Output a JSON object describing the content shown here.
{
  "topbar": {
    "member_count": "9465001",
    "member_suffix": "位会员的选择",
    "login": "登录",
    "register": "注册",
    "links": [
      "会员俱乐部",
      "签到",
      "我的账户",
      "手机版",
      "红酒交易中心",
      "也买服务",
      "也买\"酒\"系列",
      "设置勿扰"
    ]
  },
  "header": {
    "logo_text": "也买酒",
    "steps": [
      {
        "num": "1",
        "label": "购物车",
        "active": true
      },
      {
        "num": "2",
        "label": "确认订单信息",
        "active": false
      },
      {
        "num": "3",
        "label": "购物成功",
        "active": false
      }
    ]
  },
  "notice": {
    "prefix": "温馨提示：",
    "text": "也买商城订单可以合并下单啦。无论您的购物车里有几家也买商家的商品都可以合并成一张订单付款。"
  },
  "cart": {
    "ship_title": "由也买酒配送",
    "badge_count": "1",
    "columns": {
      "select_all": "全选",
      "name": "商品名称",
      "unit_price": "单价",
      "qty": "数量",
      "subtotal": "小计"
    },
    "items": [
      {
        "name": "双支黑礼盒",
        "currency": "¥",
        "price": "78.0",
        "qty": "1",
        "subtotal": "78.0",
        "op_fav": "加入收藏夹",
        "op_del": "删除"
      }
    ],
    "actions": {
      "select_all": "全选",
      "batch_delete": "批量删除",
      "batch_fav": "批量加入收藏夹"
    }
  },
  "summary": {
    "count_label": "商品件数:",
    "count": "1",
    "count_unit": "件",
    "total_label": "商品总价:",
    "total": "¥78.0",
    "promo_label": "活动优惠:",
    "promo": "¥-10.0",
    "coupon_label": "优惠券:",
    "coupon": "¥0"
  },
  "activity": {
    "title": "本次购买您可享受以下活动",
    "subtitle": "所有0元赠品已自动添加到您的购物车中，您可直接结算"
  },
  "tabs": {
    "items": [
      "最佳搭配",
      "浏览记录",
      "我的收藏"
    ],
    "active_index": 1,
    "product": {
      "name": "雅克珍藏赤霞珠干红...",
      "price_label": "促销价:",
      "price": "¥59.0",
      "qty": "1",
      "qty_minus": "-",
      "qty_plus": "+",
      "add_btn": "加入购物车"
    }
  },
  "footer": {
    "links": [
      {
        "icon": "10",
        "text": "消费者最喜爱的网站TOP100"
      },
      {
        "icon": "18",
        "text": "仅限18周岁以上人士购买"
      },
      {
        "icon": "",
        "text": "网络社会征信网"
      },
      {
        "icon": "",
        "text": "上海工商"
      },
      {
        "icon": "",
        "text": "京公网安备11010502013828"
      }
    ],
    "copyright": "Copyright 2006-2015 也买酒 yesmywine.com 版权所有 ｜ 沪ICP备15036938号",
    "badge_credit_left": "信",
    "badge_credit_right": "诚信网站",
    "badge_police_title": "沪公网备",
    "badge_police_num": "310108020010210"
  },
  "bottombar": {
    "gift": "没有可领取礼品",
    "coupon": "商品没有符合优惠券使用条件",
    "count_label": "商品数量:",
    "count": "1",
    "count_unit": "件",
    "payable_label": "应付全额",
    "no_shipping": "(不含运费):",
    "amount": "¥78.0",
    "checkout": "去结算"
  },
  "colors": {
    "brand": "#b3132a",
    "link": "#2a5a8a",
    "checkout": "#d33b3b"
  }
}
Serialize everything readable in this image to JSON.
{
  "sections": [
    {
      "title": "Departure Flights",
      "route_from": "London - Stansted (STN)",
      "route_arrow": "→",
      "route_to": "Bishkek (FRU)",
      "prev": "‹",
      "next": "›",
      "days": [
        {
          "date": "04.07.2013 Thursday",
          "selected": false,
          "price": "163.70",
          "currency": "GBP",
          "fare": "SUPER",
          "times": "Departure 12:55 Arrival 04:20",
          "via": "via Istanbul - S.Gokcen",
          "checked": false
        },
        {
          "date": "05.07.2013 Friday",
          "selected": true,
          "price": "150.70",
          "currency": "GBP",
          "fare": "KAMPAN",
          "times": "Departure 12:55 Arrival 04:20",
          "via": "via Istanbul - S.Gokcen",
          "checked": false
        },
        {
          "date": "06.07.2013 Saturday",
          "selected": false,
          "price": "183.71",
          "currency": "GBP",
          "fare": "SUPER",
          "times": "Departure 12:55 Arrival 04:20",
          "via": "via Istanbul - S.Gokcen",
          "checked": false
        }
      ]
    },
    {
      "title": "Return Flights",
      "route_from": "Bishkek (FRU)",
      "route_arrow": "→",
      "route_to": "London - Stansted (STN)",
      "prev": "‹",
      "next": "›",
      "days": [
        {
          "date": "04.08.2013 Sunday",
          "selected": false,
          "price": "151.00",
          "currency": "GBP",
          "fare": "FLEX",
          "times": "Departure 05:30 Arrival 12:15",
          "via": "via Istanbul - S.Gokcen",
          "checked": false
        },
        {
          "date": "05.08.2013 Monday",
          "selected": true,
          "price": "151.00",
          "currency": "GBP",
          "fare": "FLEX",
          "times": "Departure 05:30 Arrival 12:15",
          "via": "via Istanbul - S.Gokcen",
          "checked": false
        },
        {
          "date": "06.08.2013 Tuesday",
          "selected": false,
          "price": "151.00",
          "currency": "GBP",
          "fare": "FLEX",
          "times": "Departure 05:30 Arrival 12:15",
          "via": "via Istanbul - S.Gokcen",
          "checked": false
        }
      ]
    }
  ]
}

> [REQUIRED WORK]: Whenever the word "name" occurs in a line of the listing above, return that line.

> [RESPONSE FOR THIS EXERCISE]:
      "name": "商品名称",
        "name": "双支黑礼盒",
      "name": "雅克珍藏赤霞珠干红...",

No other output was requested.